Tuesday, October 16, 2007

all you need is love, plus a couple other things

I was thinking this weekend about the various ways in which I would like to be a different kind of person. Not big ways, because hey, I’m 30 and along with the fine lines comes a healthy sense of self. But some significant little ways.

1. adios, perez hilton

First, I would like to waste time in more intelligent ways. B’s idea of a lazy Sunday was reading The Economist on the stationary bike or trolling the internet for coupons. That’s so productive it borders on crazy, but I wish I could at least watch movie trailers and look for upcoming concerts like AK rather than boning up on celebrity gossip and seeing which friends have posted new pictures to their MySpace pages. For example, I can tell you that a girl I was only actually friends with for about six weeks recently went to Buenos Aires and took pictures of Evita’s dress. Why must that take up space in my brain?

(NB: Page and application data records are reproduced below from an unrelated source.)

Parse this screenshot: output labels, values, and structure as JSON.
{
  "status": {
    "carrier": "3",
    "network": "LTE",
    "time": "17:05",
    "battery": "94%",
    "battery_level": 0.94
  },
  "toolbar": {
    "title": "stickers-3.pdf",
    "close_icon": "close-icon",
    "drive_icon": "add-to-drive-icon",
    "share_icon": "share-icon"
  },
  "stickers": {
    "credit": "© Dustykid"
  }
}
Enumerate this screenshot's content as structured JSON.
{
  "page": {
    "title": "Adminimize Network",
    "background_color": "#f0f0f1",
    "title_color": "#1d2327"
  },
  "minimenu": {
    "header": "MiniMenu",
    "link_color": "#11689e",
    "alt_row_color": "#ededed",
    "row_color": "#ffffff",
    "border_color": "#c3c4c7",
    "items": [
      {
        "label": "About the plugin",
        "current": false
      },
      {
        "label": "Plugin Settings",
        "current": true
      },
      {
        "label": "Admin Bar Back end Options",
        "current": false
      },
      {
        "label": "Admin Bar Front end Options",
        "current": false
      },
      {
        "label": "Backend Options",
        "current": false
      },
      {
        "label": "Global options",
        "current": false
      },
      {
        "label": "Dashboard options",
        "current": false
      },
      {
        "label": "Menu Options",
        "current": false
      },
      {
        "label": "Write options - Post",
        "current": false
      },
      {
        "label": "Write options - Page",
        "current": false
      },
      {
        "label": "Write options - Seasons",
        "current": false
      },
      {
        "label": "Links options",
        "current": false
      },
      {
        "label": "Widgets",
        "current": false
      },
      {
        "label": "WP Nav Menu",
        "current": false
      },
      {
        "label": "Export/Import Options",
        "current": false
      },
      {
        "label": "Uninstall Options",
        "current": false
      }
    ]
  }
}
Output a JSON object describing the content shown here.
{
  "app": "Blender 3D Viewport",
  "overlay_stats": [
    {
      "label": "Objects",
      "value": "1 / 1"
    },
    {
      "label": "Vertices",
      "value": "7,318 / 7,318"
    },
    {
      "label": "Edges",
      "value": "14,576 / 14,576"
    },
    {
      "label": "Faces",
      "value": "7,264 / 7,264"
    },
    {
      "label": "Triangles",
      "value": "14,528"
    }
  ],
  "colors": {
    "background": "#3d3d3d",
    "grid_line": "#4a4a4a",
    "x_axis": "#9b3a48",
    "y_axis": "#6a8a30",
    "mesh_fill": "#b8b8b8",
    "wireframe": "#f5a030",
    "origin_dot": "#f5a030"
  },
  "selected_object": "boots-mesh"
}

I believe all this is a negative side effect of having semi-successfully transformed my hobbies into a job—I like to go to arty events, and now attending readings is part of my day job. I like to write, and now I moonlight as a novelist. Despite being unpaid and marginally published, I take the latter gig seriously enough that it doesn’t feel like relaxation.

So all that’s left when I want to kill time is the stuff no one would ever pay me to do, stuff involving magazines, blogs and large bowls of cereal. Actually, I realize people have paying gigs related to all of these things, and there was even a time when I was paid to watch TV (during which I hated watching TV). So maybe the real issue is that I have a very large stupidity lobe in my brain that needs to be nurtured regularly.

2. hola, whomever

Second, I would like to be more outgoing. I had this thought after buying a bowl of laksa (bright yellow coconut soup swimming with tofu and fish balls) from Singapore’s Banana Leaf at the Farmer’s Market yesterday.

“I didn’t want to be that person who was like, ‘Hey! I went to Singapore!’ because that’s not a real conversation,” I told AK as I sat down at the table where she was eating jambalaya from the Cajun-Creole-Chinese-Italian joint. “But the girl who worked there looked Malay and was really nice and asked me about my tattoo, and if I were a person like Ryan or Alberto, I know I could have eventually segued the conversation into, ‘I’m writing a book about Malaysia—can I ask you a couple of questions about that general part of the world?’”

3. i don’t count this as time-wasting because it cost $8.75

There was nothing to be done about it, though, so we finished our lunch and saw Across the Universe across the street at the Grove. Plot-wise, it wasn’t so different from that 1999 TV miniseries The Sixties, and I had hardly been craving a montage of archetypal characters that captured the spirit of a decade whose spirit has been captured many, many times. But if such a movie must be made, Julie Taymor is the one to do it. The movie is as visually lush as the arrangements of the Beatles’ music are spare, with a nice blend of conceptual, puppet-laden numbers and sweet solo croonings.

I also now have a medium-sized crush on T.V. Carpio, who plays a queer cheerleader turned circus performer (I mean, how could I not?) and sings the loveliest version of “I Want to Hold Your Hand” I’ve ever heard.

It was interesting seeing such a big, broad, gorgeous movie after reading American Woman, which covered much of the same territory in a completely opposite way: intimate, quiet, painted with tiny pointillist brush strokes, nearly 400 pages. Both Taymor and Susan Choi know how to make the best of their forms.


Prince Gomolvilas said...

As I have alwasy said, lesbians and Beatles songs are a winning combination.

Cheryl said...

I will now start saying it too, until the gospel has spread across all the land.